Don’t miss out on exercise benefits. Use these shortcuts to avoid overloading arthritic joints.
You might think that exercising would be harmful when you have osteoarthritis, a degenerative wearing away of cartilage in the joints. In reality, exercising is one of the most helpful strategies for living with the condition. “Arthritic joints like movement. The pain and stiffness tend to get better once you get going,” says Clare Safran-Norton, clinical supervisor of rehabilitation services at Harvard-affiliated Brigham and Women’s Hospital.
But because you have arthritis, you may need to exercise differently to avoid injury and pain.
HOW EXERCISE WORKS
There are several aspects of exercise that help you feel better when you have arthritis. One is repetitive motion. As you move your arms or legs back and forth, your body pumps a natural lubricant called synovial fluid into the joints. That’s the “grease” that makes it a little more comfortable to move.
Another aspect is muscle strengthening. The stronger your muscles, the better they’re able to support your joints and absorb the pressure you place on them. That helps reduce arthritis pain.
As helpful as exercise is for osteoarthritic joints, it can also lead to injury if you’re not careful. For example:
- Lifting too much weight overhead can irritate arthritic shoulder joints or even lead to a tear in the rotator cuff (the group of tendons that helps you raise and rotate your arm).
- Running or walking aggressively on pavement places a lot of force on arthritic knees and hips, which may worsen pain.
- Doing deep squats increases pressure on arthritic knees, which can also make pain worse.
In addition, says Safran-Norton, “exercising with tight muscles may limit motion in your joints, which can create abnormal wear patterns on the joint surfaces and possibly lead to degenerative changes.”
You can avoid the risks by adapting exercise to your needs and making sure you don’t place excessive force on your joints. That may mean ditching high-impact classes that include a lot of jumping and opting for low-impact classes or trying a pool aerobics class. “The water makes your body more buoyant, and the warmth of the water may make your muscles relax so that you can move with greater ease,” Safran-Norton explains.
Other good class choices are tai chi and yoga, both of which involve movements that gently stretch and strengthen your muscles.
At the gym, Safran-Norton suggests using a stationary bicycle or elliptical machine for low-impact aerobic conditioning. When using dumbbells or using weight machines, try lighter weights with more repetitions.

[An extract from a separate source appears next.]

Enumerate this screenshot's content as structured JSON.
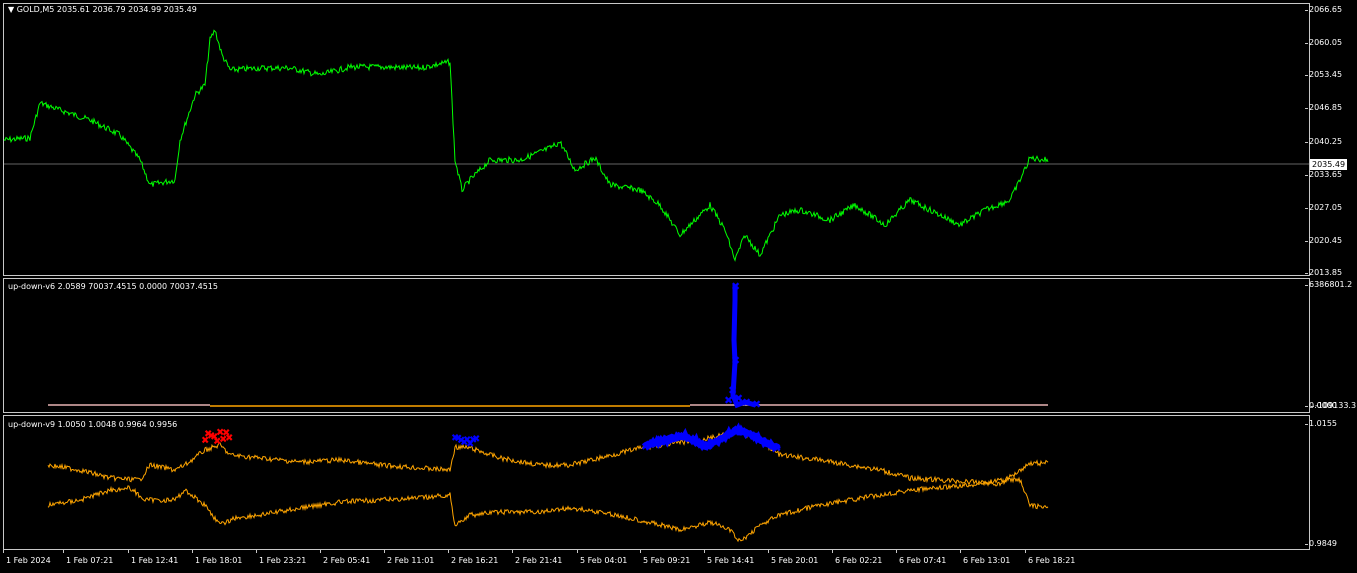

You can also modify body-weight exercises. For example, modify push-ups by leaning against the wall instead of doing them on the floor. Modify squats by lowering your body only slightly (see “Move of the month”).
Move of the month: Squat
Movement: Modify a squat by standing up straight with your feet hip-width apart, hinging forward at your hips, and bending your knees to lower your buttocks only six inches. Place your hands on your thighs for support. Return to the starting position. Repeat 10 times.
Safran-Norton advises warming up the muscles before exercising. Try a few minutes of marching in place, and then static (30-second) stretches of the shoulder, arm, hip, and leg muscles. (People who do not have arthritis are advised to stretch after working out.)
When strengthening muscles, pay special attention to the ones that support your arthritic joints. If you have knee arthritis, Safran-Norton recommends that you focus on the quadriceps (in the fronts of the thighs), the hamstrings (in the backs of the thighs), and the gluteal muscles (in the buttocks). For hip arthritis, she recommends strengthening those same muscle groups as well as the stomach muscles.
Start slowly for each workout session; don’t push your body if an exercise is painful; and cut back on activity if your joints become warm, red, or painful. But don’t forgo exercise and lose out on its benefits.